• Exercise goal:
Search the entries below for "value" and copy each matching line.

• Element data from apps and pages:
*** Begin section ***

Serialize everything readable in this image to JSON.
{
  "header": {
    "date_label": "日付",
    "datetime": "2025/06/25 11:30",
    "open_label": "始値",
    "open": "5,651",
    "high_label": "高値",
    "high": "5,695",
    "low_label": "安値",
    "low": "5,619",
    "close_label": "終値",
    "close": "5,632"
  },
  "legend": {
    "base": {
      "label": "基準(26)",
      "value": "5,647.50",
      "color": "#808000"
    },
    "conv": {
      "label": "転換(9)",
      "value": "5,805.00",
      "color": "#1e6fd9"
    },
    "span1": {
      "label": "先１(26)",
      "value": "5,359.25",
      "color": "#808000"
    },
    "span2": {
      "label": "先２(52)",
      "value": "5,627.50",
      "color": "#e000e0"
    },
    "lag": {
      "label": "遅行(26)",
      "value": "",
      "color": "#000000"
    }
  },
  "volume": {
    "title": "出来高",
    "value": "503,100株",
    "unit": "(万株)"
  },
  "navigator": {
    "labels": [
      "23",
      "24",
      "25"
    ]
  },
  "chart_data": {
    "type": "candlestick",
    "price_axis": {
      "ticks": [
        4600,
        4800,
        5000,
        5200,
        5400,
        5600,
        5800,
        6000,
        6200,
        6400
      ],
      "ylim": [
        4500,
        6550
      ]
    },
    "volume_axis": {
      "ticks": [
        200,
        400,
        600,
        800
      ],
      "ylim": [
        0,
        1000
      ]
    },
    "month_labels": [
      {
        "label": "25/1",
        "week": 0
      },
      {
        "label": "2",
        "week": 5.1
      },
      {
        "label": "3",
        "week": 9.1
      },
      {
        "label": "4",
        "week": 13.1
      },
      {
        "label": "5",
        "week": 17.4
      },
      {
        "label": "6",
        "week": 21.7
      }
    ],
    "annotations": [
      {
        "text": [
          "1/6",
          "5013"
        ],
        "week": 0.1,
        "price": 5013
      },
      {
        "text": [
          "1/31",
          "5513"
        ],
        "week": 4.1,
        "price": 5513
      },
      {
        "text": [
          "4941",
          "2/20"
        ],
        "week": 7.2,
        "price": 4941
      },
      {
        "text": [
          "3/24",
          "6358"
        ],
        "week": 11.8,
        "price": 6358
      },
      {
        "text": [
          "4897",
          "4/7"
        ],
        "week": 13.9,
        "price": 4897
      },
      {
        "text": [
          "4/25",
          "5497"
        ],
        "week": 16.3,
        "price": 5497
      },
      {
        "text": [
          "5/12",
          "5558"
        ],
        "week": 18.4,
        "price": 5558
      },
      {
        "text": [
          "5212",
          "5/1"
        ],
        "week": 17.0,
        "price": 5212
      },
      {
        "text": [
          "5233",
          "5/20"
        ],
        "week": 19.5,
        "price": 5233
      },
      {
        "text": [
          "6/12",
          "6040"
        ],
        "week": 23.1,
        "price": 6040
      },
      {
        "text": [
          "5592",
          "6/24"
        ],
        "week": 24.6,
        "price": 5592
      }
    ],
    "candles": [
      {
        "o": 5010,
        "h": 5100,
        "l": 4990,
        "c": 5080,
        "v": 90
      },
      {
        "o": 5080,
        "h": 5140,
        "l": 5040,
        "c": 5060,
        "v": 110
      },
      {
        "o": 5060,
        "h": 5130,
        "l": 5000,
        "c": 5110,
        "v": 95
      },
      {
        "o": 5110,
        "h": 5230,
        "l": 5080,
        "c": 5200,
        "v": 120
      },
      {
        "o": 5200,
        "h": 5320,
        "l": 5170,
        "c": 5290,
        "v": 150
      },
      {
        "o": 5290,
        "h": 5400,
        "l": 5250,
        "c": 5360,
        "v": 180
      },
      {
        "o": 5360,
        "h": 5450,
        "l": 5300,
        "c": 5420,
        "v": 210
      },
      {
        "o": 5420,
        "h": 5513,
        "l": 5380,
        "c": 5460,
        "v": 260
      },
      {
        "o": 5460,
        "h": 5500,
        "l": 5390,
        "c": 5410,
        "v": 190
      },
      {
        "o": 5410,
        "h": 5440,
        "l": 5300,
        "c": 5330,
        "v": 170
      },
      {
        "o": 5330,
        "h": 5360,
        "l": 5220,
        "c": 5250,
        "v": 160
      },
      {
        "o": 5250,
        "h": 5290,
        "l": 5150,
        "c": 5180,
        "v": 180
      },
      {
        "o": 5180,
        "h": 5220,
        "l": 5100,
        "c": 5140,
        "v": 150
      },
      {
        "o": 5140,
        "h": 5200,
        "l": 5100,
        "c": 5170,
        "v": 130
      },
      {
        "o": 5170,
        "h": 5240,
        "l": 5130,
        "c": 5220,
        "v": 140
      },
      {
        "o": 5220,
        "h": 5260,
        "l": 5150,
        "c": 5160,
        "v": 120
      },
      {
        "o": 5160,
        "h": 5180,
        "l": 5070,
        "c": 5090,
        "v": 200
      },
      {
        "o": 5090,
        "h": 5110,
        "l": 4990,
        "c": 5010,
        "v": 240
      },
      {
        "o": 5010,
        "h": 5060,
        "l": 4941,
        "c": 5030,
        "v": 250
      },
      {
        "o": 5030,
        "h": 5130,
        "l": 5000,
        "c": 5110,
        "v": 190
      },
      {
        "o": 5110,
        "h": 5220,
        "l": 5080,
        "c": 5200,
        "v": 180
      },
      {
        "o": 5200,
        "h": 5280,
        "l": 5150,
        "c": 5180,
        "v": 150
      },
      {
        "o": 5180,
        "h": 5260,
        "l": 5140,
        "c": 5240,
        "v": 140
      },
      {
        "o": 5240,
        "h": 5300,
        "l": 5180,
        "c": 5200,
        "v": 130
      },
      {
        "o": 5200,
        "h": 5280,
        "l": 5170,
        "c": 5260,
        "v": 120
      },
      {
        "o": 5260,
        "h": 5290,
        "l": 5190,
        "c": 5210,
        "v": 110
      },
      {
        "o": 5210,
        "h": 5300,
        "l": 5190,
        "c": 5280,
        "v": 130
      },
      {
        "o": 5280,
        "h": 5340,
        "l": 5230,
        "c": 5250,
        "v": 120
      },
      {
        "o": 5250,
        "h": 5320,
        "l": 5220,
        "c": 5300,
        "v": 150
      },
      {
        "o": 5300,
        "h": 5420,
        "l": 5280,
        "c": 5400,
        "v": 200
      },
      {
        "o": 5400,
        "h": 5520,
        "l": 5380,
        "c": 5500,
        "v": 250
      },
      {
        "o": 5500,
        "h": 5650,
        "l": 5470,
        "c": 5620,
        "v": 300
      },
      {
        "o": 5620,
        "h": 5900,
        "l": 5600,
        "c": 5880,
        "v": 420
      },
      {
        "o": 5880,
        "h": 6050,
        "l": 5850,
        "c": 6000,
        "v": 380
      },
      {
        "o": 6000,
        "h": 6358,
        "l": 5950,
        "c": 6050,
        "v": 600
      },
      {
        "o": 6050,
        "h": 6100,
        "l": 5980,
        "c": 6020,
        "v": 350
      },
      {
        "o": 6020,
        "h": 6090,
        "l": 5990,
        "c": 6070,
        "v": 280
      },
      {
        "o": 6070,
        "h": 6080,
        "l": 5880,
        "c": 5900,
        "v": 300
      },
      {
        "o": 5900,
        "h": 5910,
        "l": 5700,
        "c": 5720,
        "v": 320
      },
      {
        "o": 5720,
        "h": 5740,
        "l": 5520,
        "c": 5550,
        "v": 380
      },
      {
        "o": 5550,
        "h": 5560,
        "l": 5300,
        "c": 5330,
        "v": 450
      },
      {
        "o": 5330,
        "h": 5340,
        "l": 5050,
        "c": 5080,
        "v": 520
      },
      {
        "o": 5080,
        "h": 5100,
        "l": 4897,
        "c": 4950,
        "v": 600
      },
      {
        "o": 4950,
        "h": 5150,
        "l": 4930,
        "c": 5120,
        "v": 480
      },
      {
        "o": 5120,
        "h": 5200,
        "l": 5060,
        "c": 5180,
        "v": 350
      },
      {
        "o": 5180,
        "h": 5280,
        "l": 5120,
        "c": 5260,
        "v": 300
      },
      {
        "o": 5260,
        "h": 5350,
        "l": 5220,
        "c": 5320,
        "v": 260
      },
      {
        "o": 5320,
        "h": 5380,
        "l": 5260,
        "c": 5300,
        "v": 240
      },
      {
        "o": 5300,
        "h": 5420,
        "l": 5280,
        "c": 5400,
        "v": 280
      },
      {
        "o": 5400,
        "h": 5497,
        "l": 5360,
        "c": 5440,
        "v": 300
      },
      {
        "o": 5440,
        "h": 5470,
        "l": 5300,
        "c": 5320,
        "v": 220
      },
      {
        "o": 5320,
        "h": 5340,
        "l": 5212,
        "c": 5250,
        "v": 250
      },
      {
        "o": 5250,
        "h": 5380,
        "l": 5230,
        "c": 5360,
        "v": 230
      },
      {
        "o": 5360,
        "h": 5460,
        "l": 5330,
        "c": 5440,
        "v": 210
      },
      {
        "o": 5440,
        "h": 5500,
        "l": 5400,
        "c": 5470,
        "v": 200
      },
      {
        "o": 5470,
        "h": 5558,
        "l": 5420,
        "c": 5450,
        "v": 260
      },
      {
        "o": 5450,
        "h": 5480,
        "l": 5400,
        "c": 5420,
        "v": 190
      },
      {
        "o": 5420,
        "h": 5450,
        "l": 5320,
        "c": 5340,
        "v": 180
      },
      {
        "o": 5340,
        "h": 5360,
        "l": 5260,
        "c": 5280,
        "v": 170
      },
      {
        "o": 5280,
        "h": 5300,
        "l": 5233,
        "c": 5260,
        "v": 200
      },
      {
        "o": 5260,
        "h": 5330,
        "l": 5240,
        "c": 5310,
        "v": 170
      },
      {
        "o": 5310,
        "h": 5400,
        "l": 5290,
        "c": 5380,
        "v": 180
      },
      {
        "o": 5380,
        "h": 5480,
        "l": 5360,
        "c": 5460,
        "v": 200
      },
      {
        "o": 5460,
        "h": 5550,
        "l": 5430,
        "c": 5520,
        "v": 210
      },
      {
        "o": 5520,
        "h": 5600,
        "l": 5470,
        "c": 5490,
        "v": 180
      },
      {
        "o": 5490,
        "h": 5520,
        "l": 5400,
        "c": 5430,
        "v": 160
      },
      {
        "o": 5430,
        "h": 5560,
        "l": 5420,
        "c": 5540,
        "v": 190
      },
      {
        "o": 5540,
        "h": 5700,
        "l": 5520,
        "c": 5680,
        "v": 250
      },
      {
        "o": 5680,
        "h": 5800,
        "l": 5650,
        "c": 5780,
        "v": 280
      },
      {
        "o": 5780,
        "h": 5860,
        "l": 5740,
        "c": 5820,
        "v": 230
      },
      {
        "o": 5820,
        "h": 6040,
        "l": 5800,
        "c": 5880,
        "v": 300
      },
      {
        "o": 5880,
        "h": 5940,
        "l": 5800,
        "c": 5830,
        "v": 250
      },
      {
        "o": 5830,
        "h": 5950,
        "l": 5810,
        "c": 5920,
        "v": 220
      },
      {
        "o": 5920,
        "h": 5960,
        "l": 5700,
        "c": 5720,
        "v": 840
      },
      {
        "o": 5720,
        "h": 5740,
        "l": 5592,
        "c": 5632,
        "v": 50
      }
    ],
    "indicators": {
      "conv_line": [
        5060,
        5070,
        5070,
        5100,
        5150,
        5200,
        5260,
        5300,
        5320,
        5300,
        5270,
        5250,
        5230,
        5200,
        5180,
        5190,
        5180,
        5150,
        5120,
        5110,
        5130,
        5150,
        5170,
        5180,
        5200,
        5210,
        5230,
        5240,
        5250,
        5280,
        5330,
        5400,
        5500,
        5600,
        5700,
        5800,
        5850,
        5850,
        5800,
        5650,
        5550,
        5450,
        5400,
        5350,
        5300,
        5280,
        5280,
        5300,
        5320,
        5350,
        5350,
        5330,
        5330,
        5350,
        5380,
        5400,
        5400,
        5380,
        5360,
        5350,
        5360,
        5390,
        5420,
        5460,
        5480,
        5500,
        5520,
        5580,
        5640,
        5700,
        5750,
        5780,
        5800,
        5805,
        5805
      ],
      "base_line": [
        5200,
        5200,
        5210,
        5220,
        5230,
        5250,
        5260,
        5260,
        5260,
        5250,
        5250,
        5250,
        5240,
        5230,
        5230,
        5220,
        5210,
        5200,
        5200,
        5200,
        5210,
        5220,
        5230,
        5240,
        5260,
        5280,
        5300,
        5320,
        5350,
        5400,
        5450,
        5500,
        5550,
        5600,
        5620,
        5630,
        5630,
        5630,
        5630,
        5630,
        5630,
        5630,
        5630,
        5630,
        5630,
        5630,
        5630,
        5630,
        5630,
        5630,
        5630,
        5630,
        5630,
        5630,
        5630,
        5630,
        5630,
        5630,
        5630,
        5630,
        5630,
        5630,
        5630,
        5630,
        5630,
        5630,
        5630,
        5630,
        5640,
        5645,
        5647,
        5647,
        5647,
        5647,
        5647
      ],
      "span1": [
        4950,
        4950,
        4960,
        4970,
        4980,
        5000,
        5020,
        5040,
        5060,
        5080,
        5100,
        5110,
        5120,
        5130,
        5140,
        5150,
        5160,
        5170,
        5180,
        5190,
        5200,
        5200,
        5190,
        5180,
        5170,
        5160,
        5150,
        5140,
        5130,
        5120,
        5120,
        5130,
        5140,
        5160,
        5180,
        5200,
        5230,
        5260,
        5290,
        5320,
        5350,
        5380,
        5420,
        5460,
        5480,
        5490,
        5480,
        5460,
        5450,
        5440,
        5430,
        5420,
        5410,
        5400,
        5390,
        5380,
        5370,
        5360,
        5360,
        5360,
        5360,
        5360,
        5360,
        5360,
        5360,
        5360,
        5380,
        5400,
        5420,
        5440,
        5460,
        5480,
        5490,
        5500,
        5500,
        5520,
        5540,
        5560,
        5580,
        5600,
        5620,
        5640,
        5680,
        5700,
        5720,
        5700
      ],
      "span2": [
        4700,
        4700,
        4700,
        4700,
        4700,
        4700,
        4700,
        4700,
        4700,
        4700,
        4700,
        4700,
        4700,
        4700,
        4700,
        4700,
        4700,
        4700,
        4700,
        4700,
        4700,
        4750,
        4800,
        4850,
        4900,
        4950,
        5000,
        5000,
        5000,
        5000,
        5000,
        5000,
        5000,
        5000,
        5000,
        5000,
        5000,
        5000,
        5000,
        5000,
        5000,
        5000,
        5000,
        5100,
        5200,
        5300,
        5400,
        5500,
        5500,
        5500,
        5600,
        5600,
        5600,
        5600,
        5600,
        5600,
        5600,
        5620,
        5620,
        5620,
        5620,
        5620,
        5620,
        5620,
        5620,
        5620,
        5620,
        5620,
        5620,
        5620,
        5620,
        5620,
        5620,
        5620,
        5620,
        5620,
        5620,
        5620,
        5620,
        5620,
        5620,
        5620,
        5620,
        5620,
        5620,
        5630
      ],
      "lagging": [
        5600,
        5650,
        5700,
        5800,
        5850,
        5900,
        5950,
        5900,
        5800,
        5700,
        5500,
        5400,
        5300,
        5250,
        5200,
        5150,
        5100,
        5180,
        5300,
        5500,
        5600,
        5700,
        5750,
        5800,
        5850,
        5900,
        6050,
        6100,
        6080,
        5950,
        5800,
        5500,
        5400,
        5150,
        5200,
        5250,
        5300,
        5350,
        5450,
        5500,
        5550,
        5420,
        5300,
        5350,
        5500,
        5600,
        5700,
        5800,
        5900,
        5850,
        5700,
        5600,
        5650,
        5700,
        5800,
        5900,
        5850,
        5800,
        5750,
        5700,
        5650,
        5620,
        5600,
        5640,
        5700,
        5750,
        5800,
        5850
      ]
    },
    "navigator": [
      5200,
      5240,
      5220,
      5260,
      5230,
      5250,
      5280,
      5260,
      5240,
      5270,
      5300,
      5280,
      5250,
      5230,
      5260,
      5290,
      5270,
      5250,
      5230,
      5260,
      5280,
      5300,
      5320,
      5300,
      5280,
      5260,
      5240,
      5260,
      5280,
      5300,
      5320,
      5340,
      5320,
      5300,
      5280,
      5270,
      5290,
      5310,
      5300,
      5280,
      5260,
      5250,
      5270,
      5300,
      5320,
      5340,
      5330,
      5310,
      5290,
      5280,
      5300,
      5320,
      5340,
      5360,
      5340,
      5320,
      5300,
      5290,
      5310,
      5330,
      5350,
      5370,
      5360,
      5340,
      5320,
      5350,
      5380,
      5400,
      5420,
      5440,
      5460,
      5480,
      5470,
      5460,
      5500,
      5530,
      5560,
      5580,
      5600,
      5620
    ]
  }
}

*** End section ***

• Response:
      "value": "5,647.50",
      "value": "5,805.00",
      "value": "5,359.25",
      "value": "5,627.50",
      "value": "",
    "value": "503,100株",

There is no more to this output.